outline41
Outline
  • Representation of uncertainty
  • Reasoning based on uncertain knowledge
  • Elicitation of missing data
  • Future research challenges
future work
Future work
  • Learning of defaults and “common-sense” rules
  • Contingency reasoning
  • Theory of proactive learning
defaults assumptions

Example assumptions:

  • Almost all people weigh less than 500 lb
  • Tall people usually weigh more than short people
  • For people under eighteen years old, the expected weight increases with age
Defaults assumptions

Learning to make reasonable common-sense assumptions in the absence of specific data.

defaults assumptions44
Defaults assumptions

Learning to make reasonable common-sense assumptions in the absence of specific data.

  • Representation of general uncertain assumptions, context-based assumptions, and uncertain dependencies
  • Passive and active learning of these assumptions and dependencies
  • Unsupervised learning of relevant contexts
contingency reasoning
Contingency reasoning

Analysis of possible futuredevelopments and preparationto likely developments.

  • Identification of critical uncertainties and their discretization into specific scenarios
  • Compact representation of scenario spaces
  • Construction of related contingency plans
proactive learning
Proactive learning

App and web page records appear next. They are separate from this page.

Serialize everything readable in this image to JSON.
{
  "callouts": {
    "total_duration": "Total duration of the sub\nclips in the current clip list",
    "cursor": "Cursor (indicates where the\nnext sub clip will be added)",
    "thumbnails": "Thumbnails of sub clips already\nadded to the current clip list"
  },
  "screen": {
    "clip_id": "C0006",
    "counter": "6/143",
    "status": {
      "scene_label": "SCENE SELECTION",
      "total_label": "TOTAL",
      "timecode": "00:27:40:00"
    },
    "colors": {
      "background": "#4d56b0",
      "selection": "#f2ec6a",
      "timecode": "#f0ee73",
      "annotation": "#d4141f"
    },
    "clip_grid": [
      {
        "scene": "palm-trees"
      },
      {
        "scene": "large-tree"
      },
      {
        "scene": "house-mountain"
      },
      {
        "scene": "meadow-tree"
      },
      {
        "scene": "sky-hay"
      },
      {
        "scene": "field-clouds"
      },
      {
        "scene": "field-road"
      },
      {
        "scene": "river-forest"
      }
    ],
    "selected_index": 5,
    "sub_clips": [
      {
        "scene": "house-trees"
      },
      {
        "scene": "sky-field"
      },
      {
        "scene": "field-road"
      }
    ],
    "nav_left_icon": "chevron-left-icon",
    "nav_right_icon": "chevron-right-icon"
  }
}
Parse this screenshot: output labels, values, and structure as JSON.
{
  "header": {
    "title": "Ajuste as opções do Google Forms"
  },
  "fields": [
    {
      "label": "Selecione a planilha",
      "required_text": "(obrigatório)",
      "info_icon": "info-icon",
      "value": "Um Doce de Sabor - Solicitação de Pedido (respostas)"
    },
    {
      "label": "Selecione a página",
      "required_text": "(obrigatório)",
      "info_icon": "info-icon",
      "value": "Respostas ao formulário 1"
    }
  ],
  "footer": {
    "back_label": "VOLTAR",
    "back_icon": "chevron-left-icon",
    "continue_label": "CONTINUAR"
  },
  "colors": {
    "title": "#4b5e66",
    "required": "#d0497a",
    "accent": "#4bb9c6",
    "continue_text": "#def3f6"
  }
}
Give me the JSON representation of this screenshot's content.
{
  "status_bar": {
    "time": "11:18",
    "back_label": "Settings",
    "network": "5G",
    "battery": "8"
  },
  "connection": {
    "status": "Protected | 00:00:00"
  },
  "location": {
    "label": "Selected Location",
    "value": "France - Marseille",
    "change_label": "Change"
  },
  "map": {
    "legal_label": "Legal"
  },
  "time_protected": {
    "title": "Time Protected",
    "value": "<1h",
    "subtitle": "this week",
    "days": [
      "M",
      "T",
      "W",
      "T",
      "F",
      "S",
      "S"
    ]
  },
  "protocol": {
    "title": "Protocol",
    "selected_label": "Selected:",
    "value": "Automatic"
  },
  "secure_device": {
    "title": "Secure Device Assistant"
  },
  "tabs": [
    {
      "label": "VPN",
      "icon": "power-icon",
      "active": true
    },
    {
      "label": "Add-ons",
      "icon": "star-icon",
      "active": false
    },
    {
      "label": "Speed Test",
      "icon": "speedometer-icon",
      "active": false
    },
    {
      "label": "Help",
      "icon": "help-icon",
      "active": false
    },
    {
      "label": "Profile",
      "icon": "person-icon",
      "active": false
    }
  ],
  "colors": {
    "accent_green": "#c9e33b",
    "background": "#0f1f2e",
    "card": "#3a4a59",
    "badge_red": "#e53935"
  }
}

General theory of the development andanalysis of related learning techniques.

  • Integration of learning with follow-up reasoning

Top-Level Control

Integration of learning algorithms with reasoning engines that use the learned knowledge.

QuestionSelection

ModelConst-ruction

ModelEvalu-ation

modelutility andlimitations

currentmodel

Reasoning orOptimization

answers

questions

DataCollection

proactive learning47
Proactive learning

General theory for the development andanalysis of related learning techniques.

  • Integration of learning with follow-up reasoning

Top-Level Control

  • Automated selection of learning examples

QuestionSelection

ModelConst-ruction

ModelEvalu-ation

modelutility andlimitations

currentmodel

Active selection of examples based on the trade-off among their cost, expected accuracy, and impact on the learned-knowledge utility.

Reasoning orOptimization

answers

questions

DataCollection

proactive learning48
Proactive learning

General theory for the development andanalysis of related learning techniques.

  • Integration of learning with follow-up reasoning

Top-Level Control

  • Automated selection of learning examples

QuestionSelection

ModelConst-ruction

ModelEvalu-ation

modelutility andlimitations

currentmodel

  • Automated selection of high-level strategies

Reasoning orOptimization

answers

questions

Intelligent choice and guidance of learning strategies, with the purpose to reduce the cost and time of learning.

DataCollection

proactive learning49
Proactive learning

General theory for the development andanalysis of related learning techniques.

  • Integration of learning with follow-up reasoning

Top-Level Control

  • Automated selection of learning examples

QuestionSelection

ModelConst-ruction

ModelEvalu-ation

modelutility andlimitations

currentmodel

  • Automated selection of high-level strategies

Reasoning orOptimization

answers

questions

  • Proactive analysis of future needs

DataCollection

Automated evaluation of future needs for the learned knowledge, and adaptation of the learning process to both expected and sudden changes in these needs.

slide50

Reasoning under

Uncertainty